Midweek Assignment Research Proposal Draft Conclusion

Opioid overdose has caused serious problems among populations hence a need to control it. From the literature review done, it was evident that the use of naloxone is efficacious in reducing the impacts of overdose. Including opioid overdose education and training in school and college programs also have the potential to reduce the incidence of opioid overdose and its adverse impacts.

Midweek Assignment Research Proposal Draft References

Dietze, P., Jauncey, M., Salmon, A., Mohebbi, M., Latimer, J., van Beek, I., … & Kerr, D. (2019). Effect of intranasal vs intramuscular naloxone on opioid overdose: a randomized clinical trial. JAMA Network Open2(11), e1914977-e1914977. Doi: 10.1001/jamanetworkopen.2019.14977

Ghose, R., Forati, A. M., & Mantsch, J. R. (2022). Impact of the COVID-19 Pandemic on Opioid Overdose Deaths: a Spatiotemporal Analysis.
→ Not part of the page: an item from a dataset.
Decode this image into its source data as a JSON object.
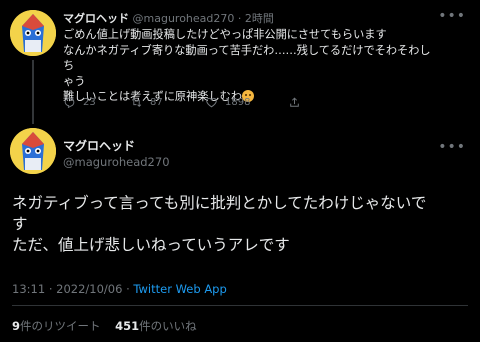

Journal of Urban Health: Bulletin of the New York Academy of Medicine, 99(2), 316–327. https://doi.org/10.1007/s11524-022-00610-0

Katzman, J. G., Takeda, M. Y., Greenberg, N., Balasch, M. M., Alchbli, A., Katzman, W. G., … & Bhatt, S. R. (2020). Association of take-home naloxone and opioid overdose reversals performed by patients in an opioid treatment program. JAMA Network Open3(2), e200117-e200117. 10.1001/jamanetworkopen.2020.0117

Naumann, R. B., Durrance, C. P., Ranapurwala, S. I., Austin, A. E., Proescholdbell, S., Childs, R., … & Shanahan, M. E. (2019). Impact of a community-based naloxone distribution program on opioid overdose death rates. Drug and Alcohol Dependence204, 107536.

Skulberg, A. K., Tylleskär, I., Valberg, M., Braarud, A. C., Dale, J., Heyerdahl, F., … & Dale, O. (2022). Comparison of intranasal and intramuscular naloxone in opioid overdoses managed by ambulance staff: a double‐dummy, randomized, controlled trial. Addiction117(6), 1658-1667. https://doi.org/10.1111/add.15806

Stover, A. N., Grogg, K., Patel, J., Thornton, D., & Dwibedi, N. (2019). Opioid overdose knowledge among college students in a high overdose death state. Journal of Human Behavior in the Social Environment29(7), 887-896. https://doi.org/10.1080/10911359.2019.1633981